### TASK TO CARRY OUT
Every record, apart from its pictures, should be repeated exactly.

### MATERIAL TO PROCESS
----
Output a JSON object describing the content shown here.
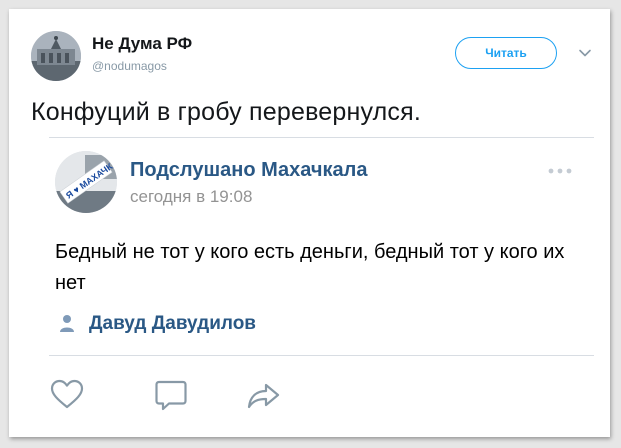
{
  "tweet": {
    "display_name": "Не Дума РФ",
    "handle": "@nodumagos",
    "follow_label": "Читать",
    "text": "Конфуций в гробу перевернулся."
  },
  "embedded_post": {
    "community_name": "Подслушано Махачкала",
    "timestamp": "сегодня в 19:08",
    "text": "Бедный не тот у кого есть деньги, бедный тот у кого их нет",
    "author": "Давуд Давудилов",
    "avatar_text": "Я ♥ МАХАЧКАЛА"
  },
  "colors": {
    "twitter_blue": "#1da1f2",
    "vk_link": "#2a5885",
    "icon_gray": "#8899a6"
  },
  "icons": [
    "chevron-down-icon",
    "more-icon",
    "person-icon",
    "heart-icon",
    "reply-icon",
    "retweet-icon"
  ]
}
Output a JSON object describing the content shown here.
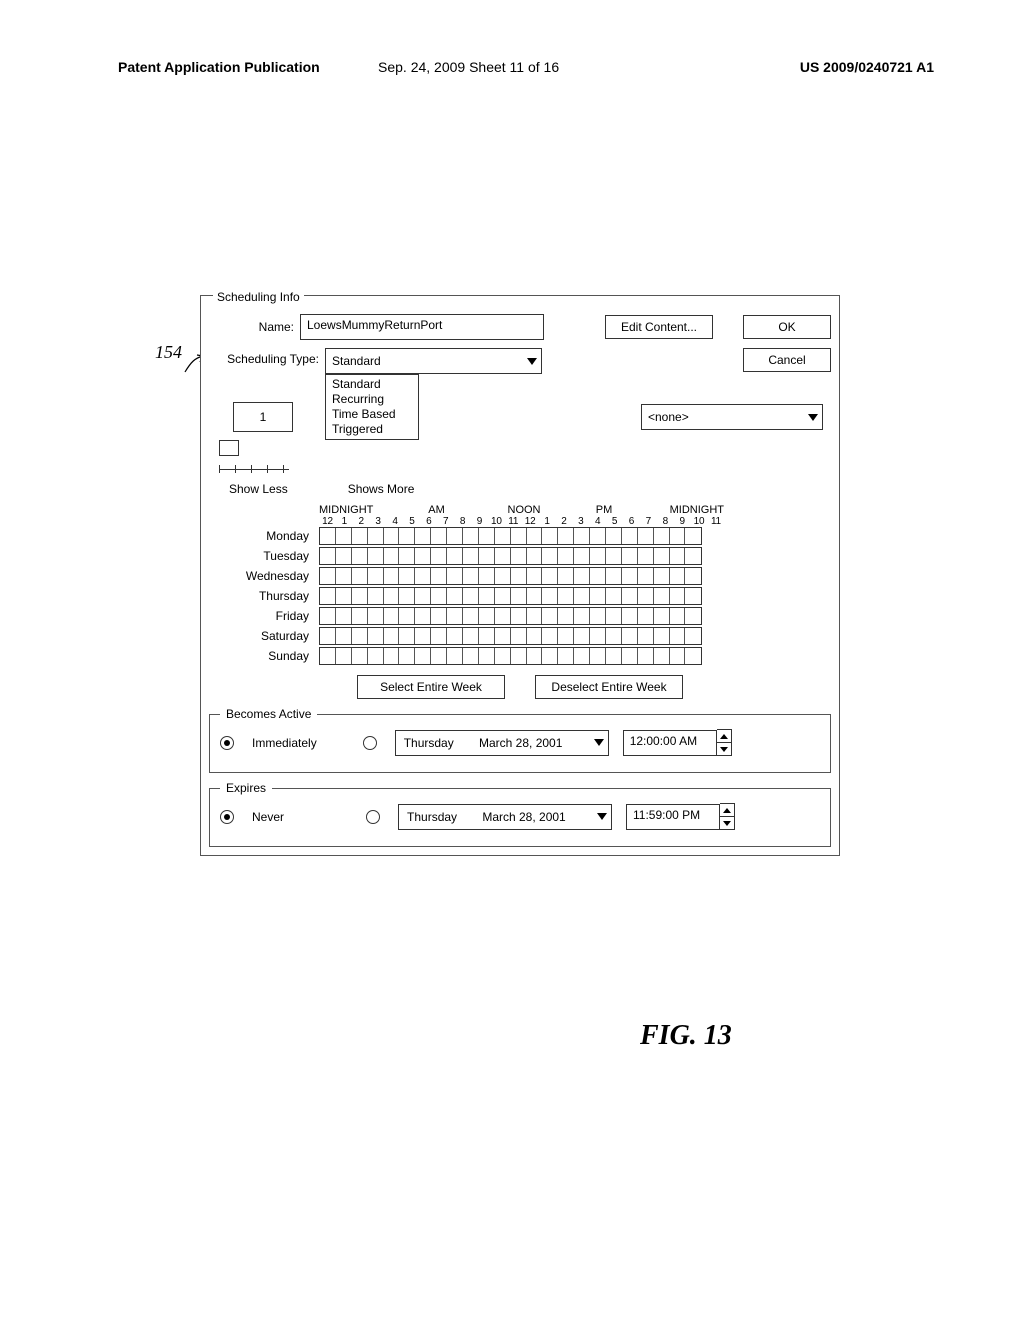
{
  "header": {
    "left": "Patent Application Publication",
    "mid": "Sep. 24, 2009  Sheet 11 of 16",
    "right": "US 2009/0240721 A1"
  },
  "callout": "154",
  "panel": {
    "title": "Scheduling Info",
    "name_label": "Name:",
    "name_value": "LoewsMummyReturnPort",
    "edit_content": "Edit Content...",
    "ok": "OK",
    "cancel": "Cancel",
    "sched_type_label": "Scheduling Type:",
    "sched_type_value": "Standard",
    "sched_type_options": [
      "Standard",
      "Recurring",
      "Time Based",
      "Triggered"
    ],
    "count_value": "1",
    "show_less": "Show Less",
    "shows_more": "Shows More",
    "none_value": "<none>",
    "time_sections": {
      "mid1": "MIDNIGHT",
      "am": "AM",
      "noon": "NOON",
      "pm": "PM",
      "mid2": "MIDNIGHT"
    },
    "hours": [
      "12",
      "1",
      "2",
      "3",
      "4",
      "5",
      "6",
      "7",
      "8",
      "9",
      "10",
      "11",
      "12",
      "1",
      "2",
      "3",
      "4",
      "5",
      "6",
      "7",
      "8",
      "9",
      "10",
      "11"
    ],
    "days": [
      "Monday",
      "Tuesday",
      "Wednesday",
      "Thursday",
      "Friday",
      "Saturday",
      "Sunday"
    ],
    "select_week": "Select Entire Week",
    "deselect_week": "Deselect Entire Week",
    "becomes_active": {
      "legend": "Becomes Active",
      "imm": "Immediately",
      "date_day": "Thursday",
      "date_full": "March 28, 2001",
      "time": "12:00:00 AM"
    },
    "expires": {
      "legend": "Expires",
      "never": "Never",
      "date_day": "Thursday",
      "date_full": "March 28, 2001",
      "time": "11:59:00 PM"
    }
  },
  "figure_label": "FIG. 13"
}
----
### SOLUTION TO THIS PROBLEM
Output a JSON object describing the content shown here.
{
  "tweet": {
    "display_name": "Не Дума РФ",
    "handle": "@nodumagos",
    "follow_label": "Читать",
    "text": "Конфуций в гробу перевернулся."
  },
  "embedded_post": {
    "community_name": "Подслушано Махачкала",
    "timestamp": "сегодня в 19:08",
    "text": "Бедный не тот у кого есть деньги, бедный тот у кого их нет",
    "author": "Давуд Давудилов",
    "avatar_text": "Я ♥ МАХАЧКАЛА"
  },
  "colors": {
    "twitter_blue": "#1da1f2",
    "vk_link": "#2a5885",
    "icon_gray": "#8899a6"
  },
  "icons": [
    "chevron-down-icon",
    "more-icon",
    "person-icon",
    "heart-icon",
    "reply-icon",
    "retweet-icon"
  ]
}
Output a JSON object describing the content shown here.
{
  "header": {
    "left": "Patent Application Publication",
    "mid": "Sep. 24, 2009  Sheet 11 of 16",
    "right": "US 2009/0240721 A1"
  },
  "callout": "154",
  "panel": {
    "title": "Scheduling Info",
    "name_label": "Name:",
    "name_value": "LoewsMummyReturnPort",
    "edit_content": "Edit Content...",
    "ok": "OK",
    "cancel": "Cancel",
    "sched_type_label": "Scheduling Type:",
    "sched_type_value": "Standard",
    "sched_type_options": [
      "Standard",
      "Recurring",
      "Time Based",
      "Triggered"
    ],
    "count_value": "1",
    "show_less": "Show Less",
    "shows_more": "Shows More",
    "none_value": "<none>",
    "time_sections": {
      "mid1": "MIDNIGHT",
      "am": "AM",
      "noon": "NOON",
      "pm": "PM",
      "mid2": "MIDNIGHT"
    },
    "hours": [
      "12",
      "1",
      "2",
      "3",
      "4",
      "5",
      "6",
      "7",
      "8",
      "9",
      "10",
      "11",
      "12",
      "1",
      "2",
      "3",
      "4",
      "5",
      "6",
      "7",
      "8",
      "9",
      "10",
      "11"
    ],
    "days": [
      "Monday",
      "Tuesday",
      "Wednesday",
      "Thursday",
      "Friday",
      "Saturday",
      "Sunday"
    ],
    "select_week": "Select Entire Week",
    "deselect_week": "Deselect Entire Week",
    "becomes_active": {
      "legend": "Becomes Active",
      "imm": "Immediately",
      "date_day": "Thursday",
      "date_full": "March 28, 2001",
      "time": "12:00:00 AM"
    },
    "expires": {
      "legend": "Expires",
      "never": "Never",
      "date_day": "Thursday",
      "date_full": "March 28, 2001",
      "time": "11:59:00 PM"
    }
  },
  "figure_label": "FIG. 13"
}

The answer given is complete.